_Task to complete:_
Your answer should hold every line of the records below that contains the string "Ready".

_Recorded information:_

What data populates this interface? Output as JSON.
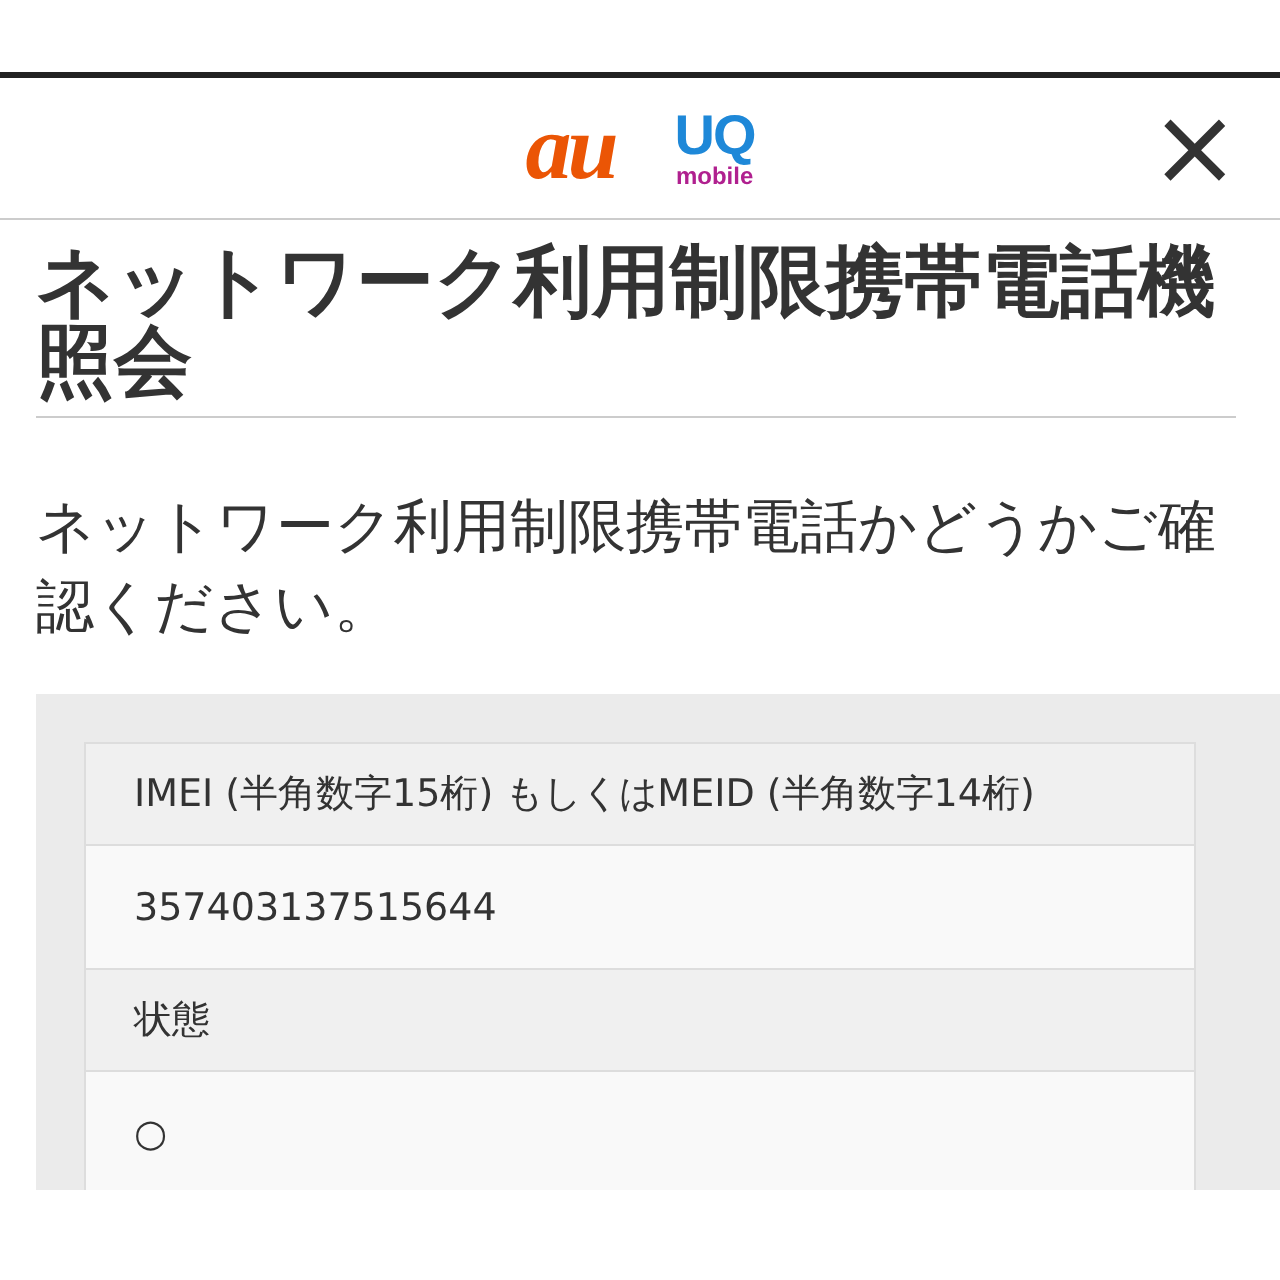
{
  "header": {
    "logos": [
      {
        "kind": "au",
        "text": "au"
      },
      {
        "kind": "uq",
        "text": "UQ",
        "subtext": "mobile"
      }
    ],
    "close": "×"
  },
  "title": "ネットワーク利用制限携帯電話機照会",
  "description": "ネットワーク利用制限携帯電話かどうかご確認ください。",
  "result_table": [
    {
      "kind": "label",
      "text": "IMEI (半角数字15桁) もしくはMEID (半角数字14桁)"
    },
    {
      "kind": "value",
      "text": "357403137515644"
    },
    {
      "kind": "label",
      "text": "状態"
    },
    {
      "kind": "value",
      "text": "○"
    }
  ]
}
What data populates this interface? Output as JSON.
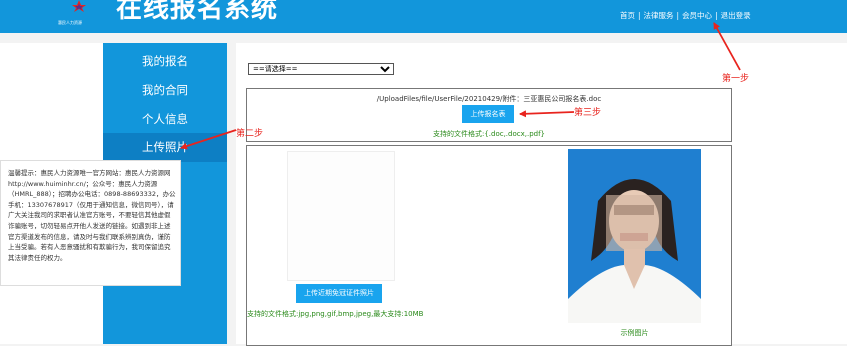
{
  "header": {
    "logo_text": "惠民人力资源",
    "title": "在线报名系统",
    "nav": [
      "首页",
      "法律服务",
      "会员中心",
      "退出登录"
    ]
  },
  "sidebar": {
    "items": [
      "我的报名",
      "我的合同",
      "个人信息",
      "上传照片"
    ]
  },
  "form": {
    "select_value": "==请选择==",
    "file_path": "/UploadFiles/file/UserFile/20210429/附件：三亚惠民公司报名表.doc",
    "upload_form_label": "上传报名表",
    "form_formats": "支持的文件格式:{.doc,.docx,.pdf}",
    "upload_photo_label": "上传近期免冠证件照片",
    "photo_formats": "支持的文件格式:jpg,png,gif,bmp,jpeg,最大支持:10MB",
    "sample_caption": "示例图片"
  },
  "notice": "温馨提示：惠民人力资源唯一官方网站：惠民人力资源网http://www.huiminhr.cn/；公众号：惠民人力资源（HMRL_888）；招聘办公电话：0898-88693332，办公手机：13307678917（仅用于通知信息，微信同号），请广大关注我司的求职者认准官方账号，不要轻信其他虚假诈骗账号，切勿轻易点开他人发送的链接。如遇到非上述官方渠道发布的信息，请及时与我们联系辨别真伪，谨防上当受骗。若有人恶意骚扰和有欺骗行为，我司保留追究其法律责任的权力。",
  "annotations": {
    "step1": "第一步",
    "step2": "第二步",
    "step3": "第三步"
  },
  "colors": {
    "header_blue": "#1296db",
    "button_blue": "#19a4ee",
    "annotation_red": "#e8241e",
    "hint_green": "#2a8a1a"
  }
}
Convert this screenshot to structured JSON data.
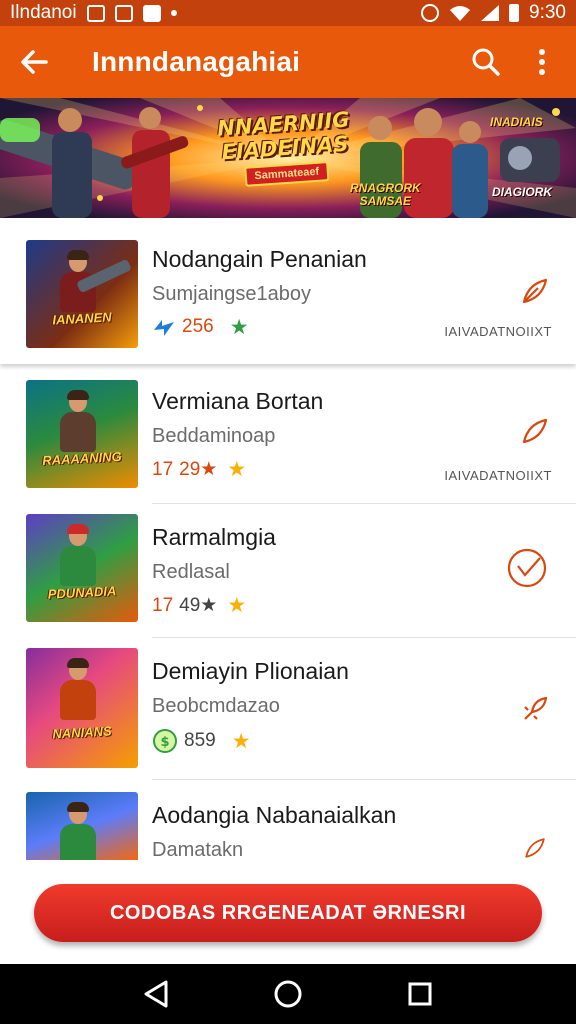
{
  "status_bar": {
    "carrier": "Ilndanoi",
    "time": "9:30"
  },
  "app_bar": {
    "title": "Innndanagahiai",
    "back_icon": "arrow-back-icon",
    "search_icon": "search-icon",
    "menu_icon": "more-vert-icon"
  },
  "banner": {
    "title_line1": "NNAERNIIG",
    "title_line2": "EIADEINAS",
    "subtitle": "Sammateaef",
    "badge_right_top": "INADIAIS",
    "badge_center": "RNAGRORK",
    "badge_center_sub": "SAMSAE",
    "badge_right_bottom": "DIAGIORK"
  },
  "apps": [
    {
      "name": "Nodangain Penanian",
      "developer": "Sumjaingse1aboy",
      "count": "256",
      "count_icon": "bolt-icon",
      "star_color": "#2f9e44",
      "tag": "IAIVADATNOIIXT",
      "thumb_label": "IANANEN",
      "action_icon": "feather-icon"
    },
    {
      "name": "Vermiana Bortan",
      "developer": "Beddaminoap",
      "count": "29★",
      "count_prefix": "17",
      "count_icon": "bolt-icon",
      "star_color": "#fab005",
      "tag": "IAIVADATNOIIXT",
      "thumb_label": "RAAAANING",
      "action_icon": "feather-icon"
    },
    {
      "name": "Rarmalmgia",
      "developer": "Redlasal",
      "count": "49★",
      "count_prefix": "17",
      "count_icon": "bolt-icon",
      "star_color": "#fab005",
      "tag": "",
      "thumb_label": "PDUNADIA",
      "action_icon": "circle-check-icon"
    },
    {
      "name": "Demiayin Plionaian",
      "developer": "Beobcmdazao",
      "count": "859",
      "count_icon": "coin-icon",
      "star_color": "#fab005",
      "tag": "",
      "thumb_label": "NANIANS",
      "action_icon": "rocket-icon"
    },
    {
      "name": "Aodangia Nabanaialkan",
      "developer": "Damatakn",
      "count": "",
      "tag": "",
      "thumb_label": "",
      "action_icon": "feather-icon"
    }
  ],
  "cta": {
    "label": "CODOBAS RRGENEADAT ƏRNESRI"
  },
  "nav": {
    "back_icon": "nav-back-icon",
    "home_icon": "nav-home-icon",
    "recents_icon": "nav-recents-icon"
  }
}
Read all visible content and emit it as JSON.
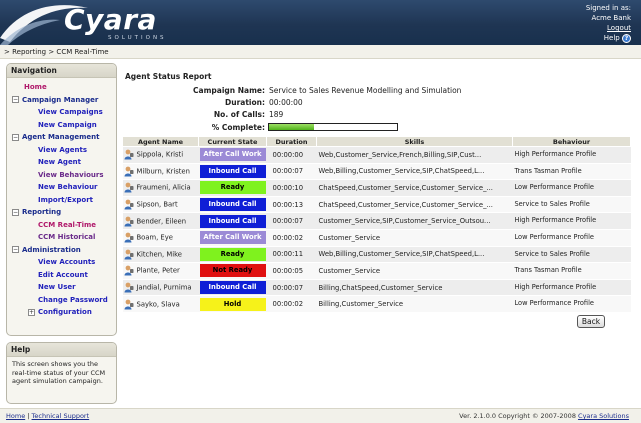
{
  "header": {
    "logo": "Cyara",
    "logo_sub": "SOLUTIONS",
    "signed_in": "Signed in as:",
    "company": "Acme Bank",
    "logout": "Logout",
    "help": "Help"
  },
  "breadcrumb": "> Reporting > CCM Real-Time",
  "nav": {
    "title": "Navigation",
    "home": "Home",
    "campaign_manager": "Campaign Manager",
    "view_campaigns": "View Campaigns",
    "new_campaign": "New Campaign",
    "agent_management": "Agent Management",
    "view_agents": "View Agents",
    "new_agent": "New Agent",
    "view_behaviours": "View Behaviours",
    "new_behaviour": "New Behaviour",
    "import_export": "Import/Export",
    "reporting": "Reporting",
    "ccm_realtime": "CCM Real-Time",
    "ccm_historical": "CCM Historical",
    "administration": "Administration",
    "view_accounts": "View Accounts",
    "edit_account": "Edit Account",
    "new_user": "New User",
    "change_password": "Change Password",
    "configuration": "Configuration"
  },
  "help_panel": {
    "title": "Help",
    "text": "This screen shows you the real-time status of your CCM agent simulation campaign."
  },
  "report": {
    "title": "Agent Status Report",
    "campaign_name_label": "Campaign Name:",
    "campaign_name": "Service to Sales Revenue Modelling and Simulation",
    "duration_label": "Duration:",
    "duration": "00:00:00",
    "calls_label": "No. of Calls:",
    "calls": "189",
    "complete_label": "% Complete:",
    "complete_fraction": 0.35
  },
  "table": {
    "headers": [
      "Agent Name",
      "Current State",
      "Duration",
      "Skills",
      "Behaviour"
    ],
    "rows": [
      {
        "name": "Sippola, Kristi",
        "state": "After Call Work",
        "duration": "00:00:00",
        "skills": "Web,Customer_Service,French,Billing,SIP,Cust...",
        "behaviour": "High Performance Profile"
      },
      {
        "name": "Milburn, Kristen",
        "state": "Inbound Call",
        "duration": "00:00:07",
        "skills": "Web,Billing,Customer_Service,SIP,ChatSpeed,L...",
        "behaviour": "Trans Tasman Profile"
      },
      {
        "name": "Fraumeni, Alicia",
        "state": "Ready",
        "duration": "00:00:10",
        "skills": "ChatSpeed,Customer_Service,Customer_Service_...",
        "behaviour": "Low Performance Profile"
      },
      {
        "name": "Sipson, Bart",
        "state": "Inbound Call",
        "duration": "00:00:13",
        "skills": "ChatSpeed,Customer_Service,Customer_Service_...",
        "behaviour": "Service to Sales Profile"
      },
      {
        "name": "Bender, Eileen",
        "state": "Inbound Call",
        "duration": "00:00:07",
        "skills": "Customer_Service,SIP,Customer_Service_Outsou...",
        "behaviour": "High Performance Profile"
      },
      {
        "name": "Boam, Eye",
        "state": "After Call Work",
        "duration": "00:00:02",
        "skills": "Customer_Service",
        "behaviour": "Low Performance Profile"
      },
      {
        "name": "Kitchen, Mike",
        "state": "Ready",
        "duration": "00:00:11",
        "skills": "Web,Billing,Customer_Service,SIP,ChatSpeed,L...",
        "behaviour": "Service to Sales Profile"
      },
      {
        "name": "Plante, Peter",
        "state": "Not Ready",
        "duration": "00:00:05",
        "skills": "Customer_Service",
        "behaviour": "Trans Tasman Profile"
      },
      {
        "name": "Jandial, Purnima",
        "state": "Inbound Call",
        "duration": "00:00:07",
        "skills": "Billing,ChatSpeed,Customer_Service",
        "behaviour": "High Performance Profile"
      },
      {
        "name": "Sayko, Slava",
        "state": "Hold",
        "duration": "00:00:02",
        "skills": "Billing,Customer_Service",
        "behaviour": "Low Performance Profile"
      }
    ]
  },
  "state_colors": {
    "After Call Work": {
      "bg": "#9b8ad6",
      "fg": "#ffffff"
    },
    "Inbound Call": {
      "bg": "#0f1fd6",
      "fg": "#ffffff"
    },
    "Ready": {
      "bg": "#7ff21e",
      "fg": "#000000"
    },
    "Not Ready": {
      "bg": "#e01010",
      "fg": "#000000"
    },
    "Hold": {
      "bg": "#f6f21a",
      "fg": "#000000"
    }
  },
  "back_label": "Back",
  "footer": {
    "home": "Home",
    "tech_support": "Technical Support",
    "version": "Ver. 2.1.0.0   Copyright © 2007-2008",
    "company_link": "Cyara Solutions"
  }
}
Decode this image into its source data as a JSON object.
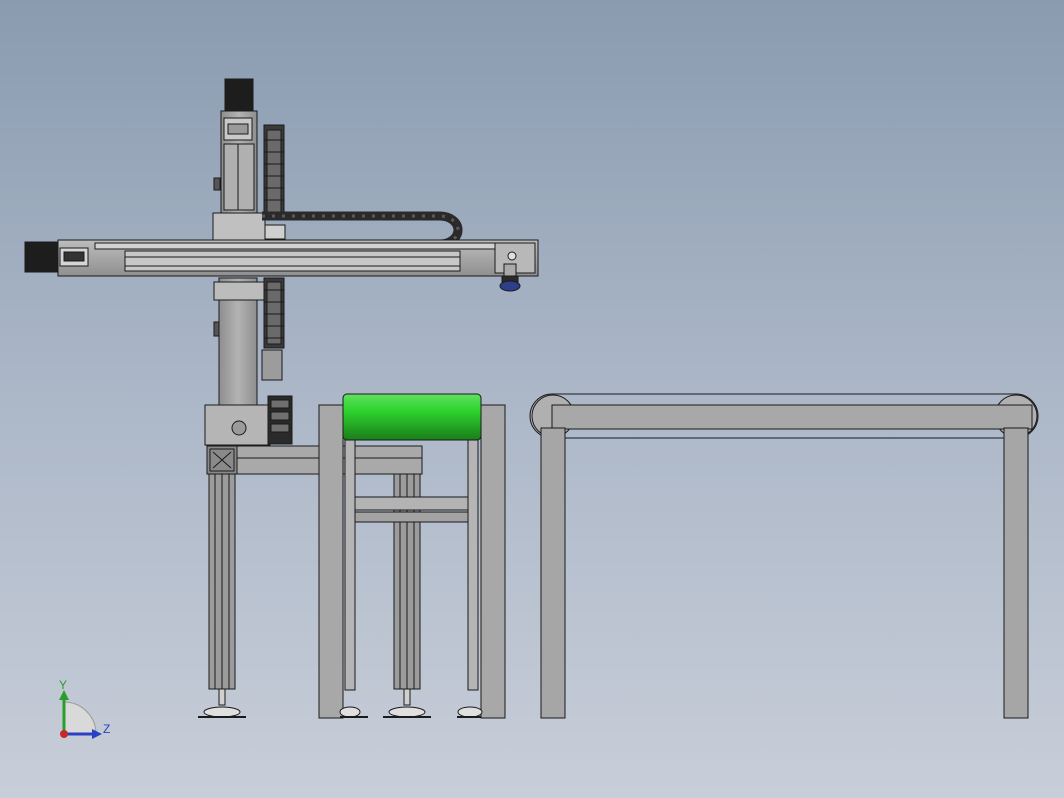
{
  "viewport": {
    "background_top": "#8a9bb0",
    "background_bottom": "#c8ced9"
  },
  "model": {
    "frame_color": "#a6a6a6",
    "dark_color": "#2a2a2a",
    "roller_color": "#2fd52f",
    "edge_color": "#1a1a1a"
  },
  "triad": {
    "y_label": "Y",
    "z_label": "Z",
    "y_color": "#2a9d2a",
    "z_color": "#2a3fc4",
    "x_color": "#c42a2a"
  }
}
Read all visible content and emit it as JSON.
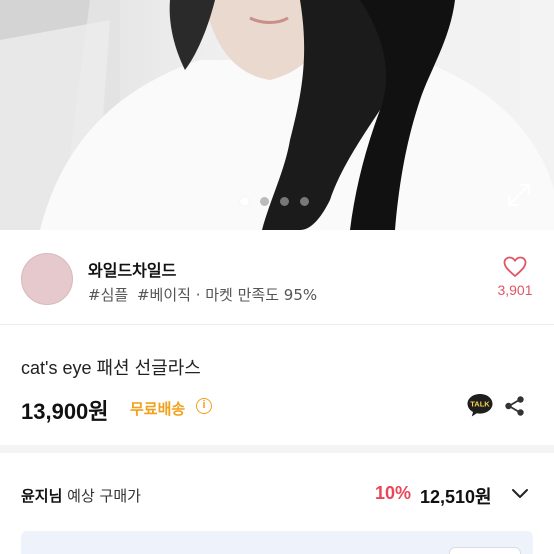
{
  "hero": {
    "slide_count": 4,
    "active_slide": 0,
    "expand_icon": "expand-icon"
  },
  "seller": {
    "name": "와일드차일드",
    "tags": [
      "#심플",
      "#베이직"
    ],
    "separator": " · ",
    "satisfaction": "마켓 만족도 95%",
    "like_icon": "heart-icon",
    "like_count": "3,901"
  },
  "product": {
    "title": "cat's eye 패션 선글라스",
    "price": "13,900원",
    "shipping": "무료배송",
    "info_icon": "i",
    "talk_icon_label": "TALK",
    "share_icon": "share-icon"
  },
  "expected_price": {
    "user": "윤지님",
    "label": " 예상 구매가",
    "discount": "10%",
    "price": "12,510원",
    "toggle_icon": "chevron-down-icon"
  },
  "colors": {
    "like": "#e05565",
    "discount": "#e8475a",
    "shipping": "#f1a11c",
    "talk_bubble": "#1e1e1e",
    "talk_text": "#f7d64a"
  }
}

_Task output:_
        "state": "Ready",
        "state": "Ready",
        "state": "Not Ready",
    "Ready": {
    "Not Ready": {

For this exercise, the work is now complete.